The hearing was called by Energy and Commerce Committee commerce panel Chairwoman Mary Bono Mack (R-Calif.), who has personal experience with prescription drug abuse's toll on families. Florida has come under particular scrutiny because of its central role in a growing public health threat that causes some 30,000 deaths a year: More than 41 million oxycodone pills were dispensed there in the first six months of 2010, according to the Drug Enforcement Administration, almost 90 percent of the nationwide total; and 98 of the top 100 doctors dispensing oxycodone nationally are in Florida.
Scott acknowledged the problem when he testified alongside Beshear last week but made it clear that he favors a law enforcement approach.

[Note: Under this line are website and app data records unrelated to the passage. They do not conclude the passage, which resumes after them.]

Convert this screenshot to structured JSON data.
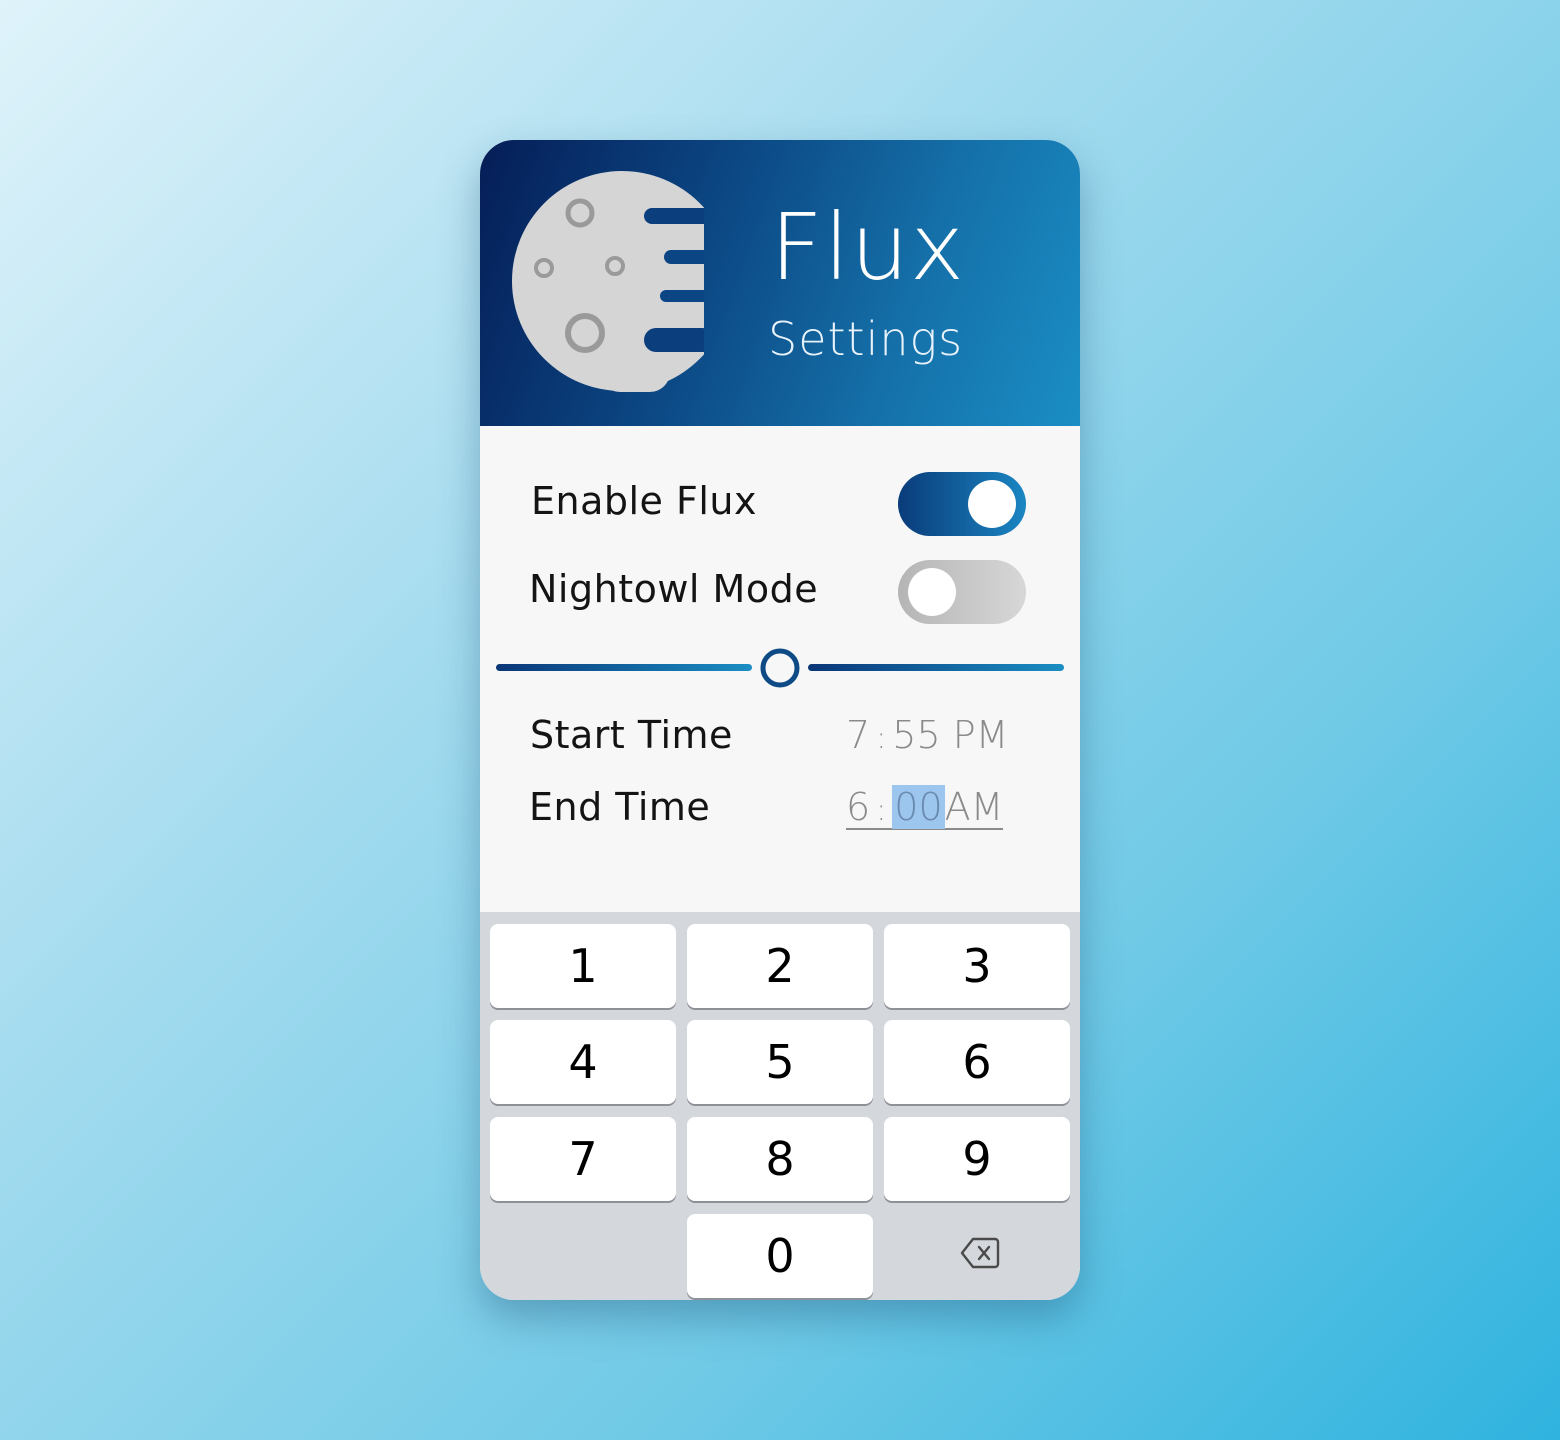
{
  "app": {
    "title": "Flux",
    "subtitle": "Settings",
    "logo_icon": "moon-flux-logo-icon"
  },
  "colors": {
    "header_start": "#051d57",
    "header_end": "#1a8ec4",
    "toggle_on": "#0a3b7a",
    "toggle_off": "#b5b5b5",
    "selection": "#9cc6ee",
    "background": "#2fb3df"
  },
  "settings": {
    "enable_flux": {
      "label": "Enable Flux",
      "on": true
    },
    "nightowl_mode": {
      "label": "Nightowl Mode",
      "on": false
    }
  },
  "slider": {
    "value_fraction": 0.5
  },
  "start_time": {
    "label": "Start Time",
    "hour": "7",
    "separator": ":",
    "minute": "55",
    "period": "PM"
  },
  "end_time": {
    "label": "End Time",
    "hour": "6",
    "separator": ":",
    "minute": "00",
    "period": "AM",
    "selected_field": "minute"
  },
  "keypad": {
    "keys": [
      "1",
      "2",
      "3",
      "4",
      "5",
      "6",
      "7",
      "8",
      "9",
      "0"
    ],
    "delete_icon": "backspace-icon"
  }
}
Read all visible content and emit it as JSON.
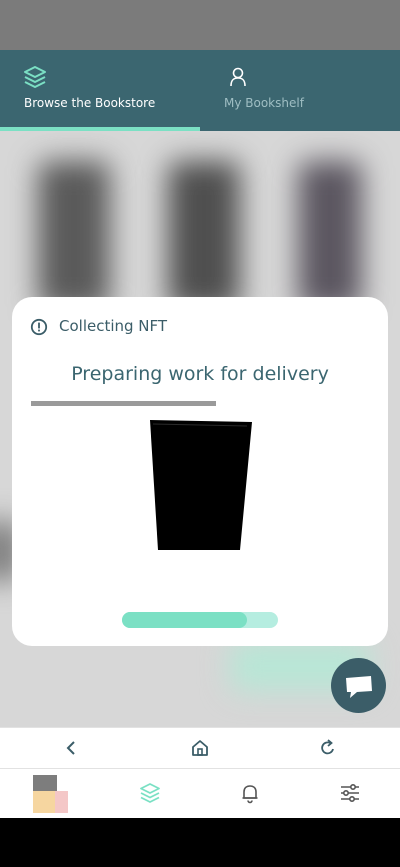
{
  "header": {
    "tabs": [
      {
        "label": "Browse the Bookstore",
        "icon": "layers-icon",
        "active": true
      },
      {
        "label": "My Bookshelf",
        "icon": "person-icon",
        "active": false
      }
    ]
  },
  "modal": {
    "title": "Collecting NFT",
    "heading": "Preparing work for delivery",
    "progress": 0.8
  },
  "browser_bar": {
    "icons": [
      "chevron-left-icon",
      "home-icon",
      "reload-icon"
    ]
  },
  "bottom_nav": {
    "icons": [
      "avatar",
      "layers-icon",
      "bell-icon",
      "sliders-icon"
    ]
  },
  "colors": {
    "header_bg": "#3b6670",
    "accent": "#7be0c4",
    "accent_light": "#b5ede0",
    "text_dark": "#3b5d68",
    "chat_button": "#3b5d68"
  }
}
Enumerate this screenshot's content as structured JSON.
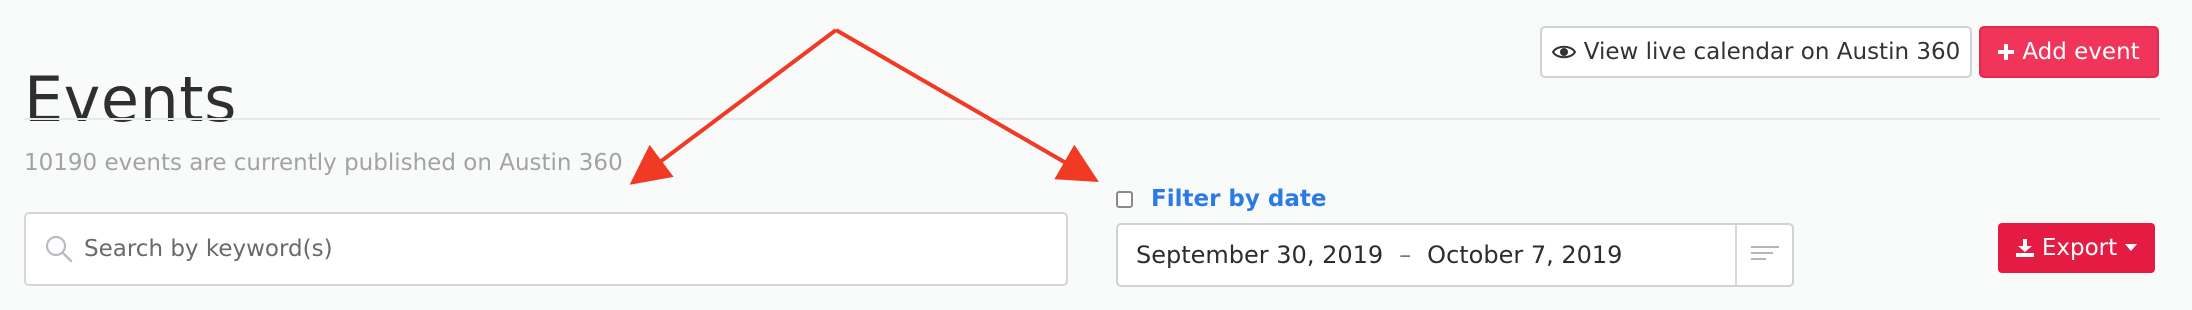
{
  "page": {
    "title": "Events"
  },
  "header": {
    "view_live_label": "View live calendar on Austin 360",
    "add_event_label": "Add event"
  },
  "summary": {
    "text": "10190 events are currently published on Austin 360"
  },
  "search": {
    "placeholder": "Search by keyword(s)",
    "value": ""
  },
  "filter": {
    "label": "Filter by date",
    "checked": false,
    "start_date": "September 30, 2019",
    "separator": "–",
    "end_date": "October 7, 2019"
  },
  "export": {
    "label": "Export"
  },
  "icons": {
    "view": "eye-icon",
    "add": "plus-icon",
    "search": "search-icon",
    "menu": "lines-icon",
    "export": "download-icon",
    "caret": "chevron-down-icon"
  },
  "colors": {
    "accent_red": "#f0345a",
    "export_red": "#e41c44",
    "link_blue": "#2c7be5",
    "annotation_red": "#f03a24"
  }
}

The governor has fought to overturn a state prescription database approved by the state legislature, citing privacy concerns, but recently dropped his opposition.
That position did not endear him to members of both parties from states that are seeing their teenagers get addicted to painkillers arriving from the Sunshine State.
"The notion of canceling Florida's PDMP is equal to firing firefighters while your house is ablaze; it neither makes sense nor addresses an urgent crisis," House Appropriations Committee Chair Hal Rogers (R-Kentucky) wrote in a February letter to Scott. "Governor, your state, more than any other, must take this crisis seriously."
Rogers has another stake in the fight over the databases: He's the author of an eponymous Department of Justice grant program that helps state law enforcement agencies collect and analyze prescription drug data. Several times during last week's hearing, Beshear urged lawmakers to continue funding the Rogers grant program.
Critics say the Rogers grants are duplicative with a federal law that also helps states build monitoring programs. The Drug Enforcement Administration has called for Congress to reauthorize the National All Schedules Prescription Electronic Reporting, which was signed into law in 2005 and is under the authority of HHS.
In his testimony, Scott made no mention of his efforts to repeal the database. Instead, he highlighted the fact that his administration has begun moving forward with its implementation.
Still, the governor couldn't resist a dig at the privacy concerns he sees with prescription drug monitoring. He referenced a 2009 breach of the Virginia's prescription-drug database during which hackers said they'd obtained more than 8.2 million patient records and left a ransom note.
"So," Scott testified, "while the database in Florida is brought online, I continue working with my legislative partners to find solutions that protect patient privacy."
The Pulitzer-Prize winning PolitiFact website recently rated that statement "mostly true." The database was indeed breached, the website reported, but no evidence ever emerged that the hackers were able to view patient records.
Beshear said Kentucky's database has never been violated.
Scott's decision to reverse his earlier opposition to Florida's database drew praise from Rogers after last week's hearing.
"It is no secret Florida's pill mills have been ground zero for the illicit diversion of the drugs that are wreaking havoc in Kentucky and around the country, and I'm glad Governor Scott has finally seen the light," Rogers said in a statement. "This is a great day for the Commonwealth and all of our neighboring states that have been impacted by the prescription pain pills rapidly funneling out of Florida to feed the addiction epidemic plaguing our families."